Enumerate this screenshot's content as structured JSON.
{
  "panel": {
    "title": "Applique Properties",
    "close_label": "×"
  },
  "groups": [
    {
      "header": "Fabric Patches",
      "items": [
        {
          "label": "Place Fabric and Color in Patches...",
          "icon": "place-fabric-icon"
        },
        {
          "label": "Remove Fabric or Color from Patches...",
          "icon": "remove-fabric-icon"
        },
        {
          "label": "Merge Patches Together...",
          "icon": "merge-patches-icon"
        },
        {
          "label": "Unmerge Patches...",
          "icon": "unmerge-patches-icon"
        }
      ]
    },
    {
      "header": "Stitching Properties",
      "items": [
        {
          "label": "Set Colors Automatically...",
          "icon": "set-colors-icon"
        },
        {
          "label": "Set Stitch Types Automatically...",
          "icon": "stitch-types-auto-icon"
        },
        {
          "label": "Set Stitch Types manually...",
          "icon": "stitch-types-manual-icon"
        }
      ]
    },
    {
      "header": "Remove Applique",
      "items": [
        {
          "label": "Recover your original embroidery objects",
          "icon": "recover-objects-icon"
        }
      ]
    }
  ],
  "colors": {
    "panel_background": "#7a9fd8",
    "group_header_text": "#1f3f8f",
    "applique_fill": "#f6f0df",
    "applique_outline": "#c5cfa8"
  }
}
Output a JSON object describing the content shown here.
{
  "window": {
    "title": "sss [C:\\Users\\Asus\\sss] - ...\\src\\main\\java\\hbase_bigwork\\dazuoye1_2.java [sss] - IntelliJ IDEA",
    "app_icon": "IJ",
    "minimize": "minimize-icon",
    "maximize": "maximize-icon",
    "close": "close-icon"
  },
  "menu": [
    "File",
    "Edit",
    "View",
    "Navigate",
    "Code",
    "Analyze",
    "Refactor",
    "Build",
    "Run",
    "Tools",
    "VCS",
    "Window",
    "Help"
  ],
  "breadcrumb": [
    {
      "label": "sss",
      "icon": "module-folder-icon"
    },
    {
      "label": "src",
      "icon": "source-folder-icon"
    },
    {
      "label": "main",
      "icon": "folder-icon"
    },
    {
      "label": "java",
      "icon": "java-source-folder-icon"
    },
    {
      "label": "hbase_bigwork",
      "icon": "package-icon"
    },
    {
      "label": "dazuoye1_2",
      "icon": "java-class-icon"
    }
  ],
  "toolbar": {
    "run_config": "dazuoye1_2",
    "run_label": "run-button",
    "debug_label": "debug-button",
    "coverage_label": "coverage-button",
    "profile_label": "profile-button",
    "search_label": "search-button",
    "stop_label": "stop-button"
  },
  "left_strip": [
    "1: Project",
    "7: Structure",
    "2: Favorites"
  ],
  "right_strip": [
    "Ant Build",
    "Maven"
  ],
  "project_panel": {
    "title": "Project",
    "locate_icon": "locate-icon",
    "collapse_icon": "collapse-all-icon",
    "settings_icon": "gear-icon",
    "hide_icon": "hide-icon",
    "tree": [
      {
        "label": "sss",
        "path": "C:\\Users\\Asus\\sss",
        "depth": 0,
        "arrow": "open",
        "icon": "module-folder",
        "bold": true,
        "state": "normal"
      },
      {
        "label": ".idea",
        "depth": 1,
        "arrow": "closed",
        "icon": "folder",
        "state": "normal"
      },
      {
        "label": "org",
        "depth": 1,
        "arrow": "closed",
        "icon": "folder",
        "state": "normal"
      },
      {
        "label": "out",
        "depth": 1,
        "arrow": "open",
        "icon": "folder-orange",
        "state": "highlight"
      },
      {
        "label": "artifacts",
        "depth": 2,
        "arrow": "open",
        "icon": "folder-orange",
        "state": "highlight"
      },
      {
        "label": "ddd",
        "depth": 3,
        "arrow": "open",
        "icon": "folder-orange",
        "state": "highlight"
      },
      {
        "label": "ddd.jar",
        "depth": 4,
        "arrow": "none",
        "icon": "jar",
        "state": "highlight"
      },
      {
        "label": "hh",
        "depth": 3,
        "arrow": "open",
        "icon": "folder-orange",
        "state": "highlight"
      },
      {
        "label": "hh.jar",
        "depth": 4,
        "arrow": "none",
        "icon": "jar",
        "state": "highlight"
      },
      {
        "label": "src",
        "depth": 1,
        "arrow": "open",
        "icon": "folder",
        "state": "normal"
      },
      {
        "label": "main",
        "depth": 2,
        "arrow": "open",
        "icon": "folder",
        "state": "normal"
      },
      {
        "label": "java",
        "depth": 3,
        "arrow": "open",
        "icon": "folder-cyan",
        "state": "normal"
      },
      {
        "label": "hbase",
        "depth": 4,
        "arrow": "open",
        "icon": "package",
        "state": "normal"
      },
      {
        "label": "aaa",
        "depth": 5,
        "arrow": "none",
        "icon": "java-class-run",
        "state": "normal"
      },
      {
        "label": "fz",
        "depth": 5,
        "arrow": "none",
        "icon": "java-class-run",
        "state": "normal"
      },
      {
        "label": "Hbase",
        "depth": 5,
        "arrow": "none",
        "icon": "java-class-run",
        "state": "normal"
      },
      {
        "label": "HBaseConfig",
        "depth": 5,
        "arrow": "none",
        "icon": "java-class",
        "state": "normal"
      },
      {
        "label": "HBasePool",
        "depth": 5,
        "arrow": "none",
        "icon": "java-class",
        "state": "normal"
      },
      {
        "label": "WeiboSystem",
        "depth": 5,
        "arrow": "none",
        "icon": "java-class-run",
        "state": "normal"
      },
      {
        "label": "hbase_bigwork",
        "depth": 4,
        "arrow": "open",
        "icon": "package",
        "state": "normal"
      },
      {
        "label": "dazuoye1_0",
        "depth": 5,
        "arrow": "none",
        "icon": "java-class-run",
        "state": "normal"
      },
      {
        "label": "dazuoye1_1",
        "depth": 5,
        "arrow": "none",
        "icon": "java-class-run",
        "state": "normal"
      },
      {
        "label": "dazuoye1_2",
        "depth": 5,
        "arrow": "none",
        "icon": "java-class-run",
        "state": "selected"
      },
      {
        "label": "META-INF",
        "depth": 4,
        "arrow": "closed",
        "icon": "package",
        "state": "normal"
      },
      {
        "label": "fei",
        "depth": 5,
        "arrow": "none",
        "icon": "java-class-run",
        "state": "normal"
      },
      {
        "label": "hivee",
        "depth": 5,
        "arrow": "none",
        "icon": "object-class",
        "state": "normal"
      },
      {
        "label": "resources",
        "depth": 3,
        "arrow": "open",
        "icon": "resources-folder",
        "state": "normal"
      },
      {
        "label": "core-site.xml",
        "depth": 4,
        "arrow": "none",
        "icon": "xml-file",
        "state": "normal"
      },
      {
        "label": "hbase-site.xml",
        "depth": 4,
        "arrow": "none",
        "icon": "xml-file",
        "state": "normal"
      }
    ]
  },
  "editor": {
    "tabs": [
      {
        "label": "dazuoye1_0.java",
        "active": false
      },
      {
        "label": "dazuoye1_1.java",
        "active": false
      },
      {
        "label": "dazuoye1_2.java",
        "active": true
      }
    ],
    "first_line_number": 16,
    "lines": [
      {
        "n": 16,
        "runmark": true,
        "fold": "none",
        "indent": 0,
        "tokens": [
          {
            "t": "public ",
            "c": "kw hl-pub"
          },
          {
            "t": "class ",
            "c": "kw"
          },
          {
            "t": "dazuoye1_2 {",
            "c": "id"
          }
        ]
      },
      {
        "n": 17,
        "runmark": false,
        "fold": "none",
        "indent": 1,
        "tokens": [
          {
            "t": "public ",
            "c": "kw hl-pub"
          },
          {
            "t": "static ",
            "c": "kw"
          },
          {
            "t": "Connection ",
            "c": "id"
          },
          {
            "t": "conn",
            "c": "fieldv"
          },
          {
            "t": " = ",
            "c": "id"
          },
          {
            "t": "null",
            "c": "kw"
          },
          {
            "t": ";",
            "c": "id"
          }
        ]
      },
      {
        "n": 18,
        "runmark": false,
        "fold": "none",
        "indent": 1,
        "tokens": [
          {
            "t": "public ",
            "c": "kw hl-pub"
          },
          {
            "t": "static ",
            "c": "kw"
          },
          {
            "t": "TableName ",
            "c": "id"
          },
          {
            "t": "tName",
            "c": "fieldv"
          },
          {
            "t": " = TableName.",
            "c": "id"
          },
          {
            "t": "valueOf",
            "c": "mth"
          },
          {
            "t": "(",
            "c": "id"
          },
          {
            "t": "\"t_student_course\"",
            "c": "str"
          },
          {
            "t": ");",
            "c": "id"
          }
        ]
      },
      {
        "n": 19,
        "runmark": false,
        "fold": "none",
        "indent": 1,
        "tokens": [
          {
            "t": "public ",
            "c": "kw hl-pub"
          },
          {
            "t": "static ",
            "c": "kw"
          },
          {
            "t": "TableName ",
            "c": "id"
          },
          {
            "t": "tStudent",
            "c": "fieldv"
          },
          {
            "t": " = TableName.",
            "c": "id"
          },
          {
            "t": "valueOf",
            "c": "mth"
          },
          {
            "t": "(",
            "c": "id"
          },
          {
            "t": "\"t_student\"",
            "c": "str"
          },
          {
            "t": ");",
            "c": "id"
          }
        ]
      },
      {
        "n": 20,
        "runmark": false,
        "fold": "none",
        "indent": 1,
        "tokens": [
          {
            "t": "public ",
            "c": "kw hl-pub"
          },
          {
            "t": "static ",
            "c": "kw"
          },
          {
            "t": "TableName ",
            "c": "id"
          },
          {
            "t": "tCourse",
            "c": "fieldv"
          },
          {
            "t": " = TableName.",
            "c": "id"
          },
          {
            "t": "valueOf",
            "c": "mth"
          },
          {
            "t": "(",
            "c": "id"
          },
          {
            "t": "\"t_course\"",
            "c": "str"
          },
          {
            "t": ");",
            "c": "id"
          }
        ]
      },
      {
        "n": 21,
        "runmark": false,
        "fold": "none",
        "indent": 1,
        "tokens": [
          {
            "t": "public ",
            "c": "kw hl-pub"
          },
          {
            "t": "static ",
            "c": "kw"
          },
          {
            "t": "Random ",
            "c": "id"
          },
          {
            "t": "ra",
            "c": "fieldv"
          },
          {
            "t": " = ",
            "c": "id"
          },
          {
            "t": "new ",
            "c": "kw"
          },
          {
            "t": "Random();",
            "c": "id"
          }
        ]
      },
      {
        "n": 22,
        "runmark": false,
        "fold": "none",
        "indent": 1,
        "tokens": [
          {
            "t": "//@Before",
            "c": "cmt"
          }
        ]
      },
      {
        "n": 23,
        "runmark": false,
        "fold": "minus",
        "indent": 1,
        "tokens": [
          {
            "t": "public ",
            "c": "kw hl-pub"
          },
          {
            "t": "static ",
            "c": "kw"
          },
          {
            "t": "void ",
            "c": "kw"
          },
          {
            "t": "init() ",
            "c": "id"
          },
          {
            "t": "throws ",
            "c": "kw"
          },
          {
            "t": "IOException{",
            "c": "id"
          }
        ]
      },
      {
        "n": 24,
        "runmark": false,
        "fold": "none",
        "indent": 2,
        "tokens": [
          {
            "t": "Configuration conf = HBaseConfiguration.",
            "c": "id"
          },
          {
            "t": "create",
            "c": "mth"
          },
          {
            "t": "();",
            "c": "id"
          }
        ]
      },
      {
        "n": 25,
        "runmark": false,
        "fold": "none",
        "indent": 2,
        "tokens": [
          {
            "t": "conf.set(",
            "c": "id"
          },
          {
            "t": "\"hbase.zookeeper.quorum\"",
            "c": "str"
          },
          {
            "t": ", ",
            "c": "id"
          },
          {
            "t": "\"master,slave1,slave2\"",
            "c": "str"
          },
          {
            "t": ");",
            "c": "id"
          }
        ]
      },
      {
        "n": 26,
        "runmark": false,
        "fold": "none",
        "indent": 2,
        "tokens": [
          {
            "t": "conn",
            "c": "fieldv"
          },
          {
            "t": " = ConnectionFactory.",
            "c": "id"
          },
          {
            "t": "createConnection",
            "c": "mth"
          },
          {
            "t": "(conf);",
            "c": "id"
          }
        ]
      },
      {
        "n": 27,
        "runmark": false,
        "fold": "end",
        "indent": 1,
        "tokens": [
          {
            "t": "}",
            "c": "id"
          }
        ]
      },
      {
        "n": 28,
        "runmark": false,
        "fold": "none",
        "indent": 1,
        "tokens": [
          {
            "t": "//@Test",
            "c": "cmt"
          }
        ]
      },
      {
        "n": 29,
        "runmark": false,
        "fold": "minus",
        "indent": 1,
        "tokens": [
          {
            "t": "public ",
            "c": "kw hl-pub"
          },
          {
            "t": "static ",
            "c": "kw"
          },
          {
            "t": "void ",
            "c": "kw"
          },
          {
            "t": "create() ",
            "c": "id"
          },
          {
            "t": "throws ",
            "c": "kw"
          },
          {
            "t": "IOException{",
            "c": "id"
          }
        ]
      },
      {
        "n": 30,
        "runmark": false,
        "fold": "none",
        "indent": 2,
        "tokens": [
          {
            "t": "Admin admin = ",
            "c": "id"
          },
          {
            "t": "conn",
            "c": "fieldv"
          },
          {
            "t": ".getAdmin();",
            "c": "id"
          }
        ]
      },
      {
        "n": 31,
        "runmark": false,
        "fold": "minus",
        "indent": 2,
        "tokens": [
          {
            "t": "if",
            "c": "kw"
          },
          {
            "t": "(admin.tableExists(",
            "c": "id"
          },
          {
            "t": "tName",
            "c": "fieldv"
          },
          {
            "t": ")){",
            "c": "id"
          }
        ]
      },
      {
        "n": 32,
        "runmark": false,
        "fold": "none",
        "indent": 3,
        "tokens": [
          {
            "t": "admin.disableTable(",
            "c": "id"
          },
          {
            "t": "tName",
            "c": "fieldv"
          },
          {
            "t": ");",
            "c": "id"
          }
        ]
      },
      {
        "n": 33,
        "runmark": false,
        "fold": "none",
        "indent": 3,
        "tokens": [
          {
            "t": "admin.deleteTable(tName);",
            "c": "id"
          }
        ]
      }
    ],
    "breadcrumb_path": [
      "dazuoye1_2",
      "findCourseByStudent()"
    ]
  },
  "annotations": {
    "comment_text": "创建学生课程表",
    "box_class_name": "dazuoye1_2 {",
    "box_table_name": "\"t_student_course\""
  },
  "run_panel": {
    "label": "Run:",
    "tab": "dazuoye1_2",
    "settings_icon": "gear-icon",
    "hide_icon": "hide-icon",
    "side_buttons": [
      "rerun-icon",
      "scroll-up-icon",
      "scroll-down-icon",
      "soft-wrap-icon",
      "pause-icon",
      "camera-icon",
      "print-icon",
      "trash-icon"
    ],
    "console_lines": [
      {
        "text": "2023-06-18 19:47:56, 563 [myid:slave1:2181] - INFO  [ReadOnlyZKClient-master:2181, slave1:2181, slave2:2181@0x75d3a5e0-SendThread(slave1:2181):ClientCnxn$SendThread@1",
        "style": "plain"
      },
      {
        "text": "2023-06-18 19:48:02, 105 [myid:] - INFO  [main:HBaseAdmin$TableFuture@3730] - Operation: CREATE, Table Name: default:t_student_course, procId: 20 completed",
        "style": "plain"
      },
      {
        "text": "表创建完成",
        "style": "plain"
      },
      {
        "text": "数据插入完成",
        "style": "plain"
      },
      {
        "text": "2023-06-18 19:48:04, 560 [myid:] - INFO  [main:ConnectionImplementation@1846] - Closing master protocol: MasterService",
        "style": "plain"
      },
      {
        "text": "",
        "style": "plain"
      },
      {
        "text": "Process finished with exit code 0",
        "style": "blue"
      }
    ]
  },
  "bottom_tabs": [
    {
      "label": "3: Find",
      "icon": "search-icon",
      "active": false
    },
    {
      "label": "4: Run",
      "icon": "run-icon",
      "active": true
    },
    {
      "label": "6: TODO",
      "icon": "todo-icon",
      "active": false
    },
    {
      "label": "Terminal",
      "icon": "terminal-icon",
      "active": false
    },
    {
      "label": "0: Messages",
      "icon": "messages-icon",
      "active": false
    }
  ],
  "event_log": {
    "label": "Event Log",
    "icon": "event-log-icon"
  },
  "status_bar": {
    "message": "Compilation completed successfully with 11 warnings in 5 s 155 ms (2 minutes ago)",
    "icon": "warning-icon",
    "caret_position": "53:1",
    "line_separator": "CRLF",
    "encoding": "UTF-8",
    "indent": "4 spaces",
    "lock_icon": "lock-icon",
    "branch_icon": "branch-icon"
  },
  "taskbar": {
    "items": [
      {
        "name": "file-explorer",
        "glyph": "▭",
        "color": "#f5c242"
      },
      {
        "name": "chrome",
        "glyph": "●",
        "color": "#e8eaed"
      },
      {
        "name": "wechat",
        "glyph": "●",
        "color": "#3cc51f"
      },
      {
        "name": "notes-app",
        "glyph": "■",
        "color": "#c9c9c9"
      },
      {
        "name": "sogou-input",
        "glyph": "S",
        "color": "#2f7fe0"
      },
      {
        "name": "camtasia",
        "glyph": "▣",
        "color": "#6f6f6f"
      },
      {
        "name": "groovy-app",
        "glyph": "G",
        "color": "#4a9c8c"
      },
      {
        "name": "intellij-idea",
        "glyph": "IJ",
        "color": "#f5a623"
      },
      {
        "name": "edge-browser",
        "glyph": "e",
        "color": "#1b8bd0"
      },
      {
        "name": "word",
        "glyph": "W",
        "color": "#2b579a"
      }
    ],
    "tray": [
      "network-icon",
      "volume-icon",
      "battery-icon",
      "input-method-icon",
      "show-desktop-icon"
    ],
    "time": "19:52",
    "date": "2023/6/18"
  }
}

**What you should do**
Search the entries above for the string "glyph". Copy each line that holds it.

**Answer space**
        "glyph": "▭",
        "glyph": "●",
        "glyph": "●",
        "glyph": "■",
        "glyph": "S",
        "glyph": "▣",
        "glyph": "G",
        "glyph": "IJ",
        "glyph": "e",
        "glyph": "W",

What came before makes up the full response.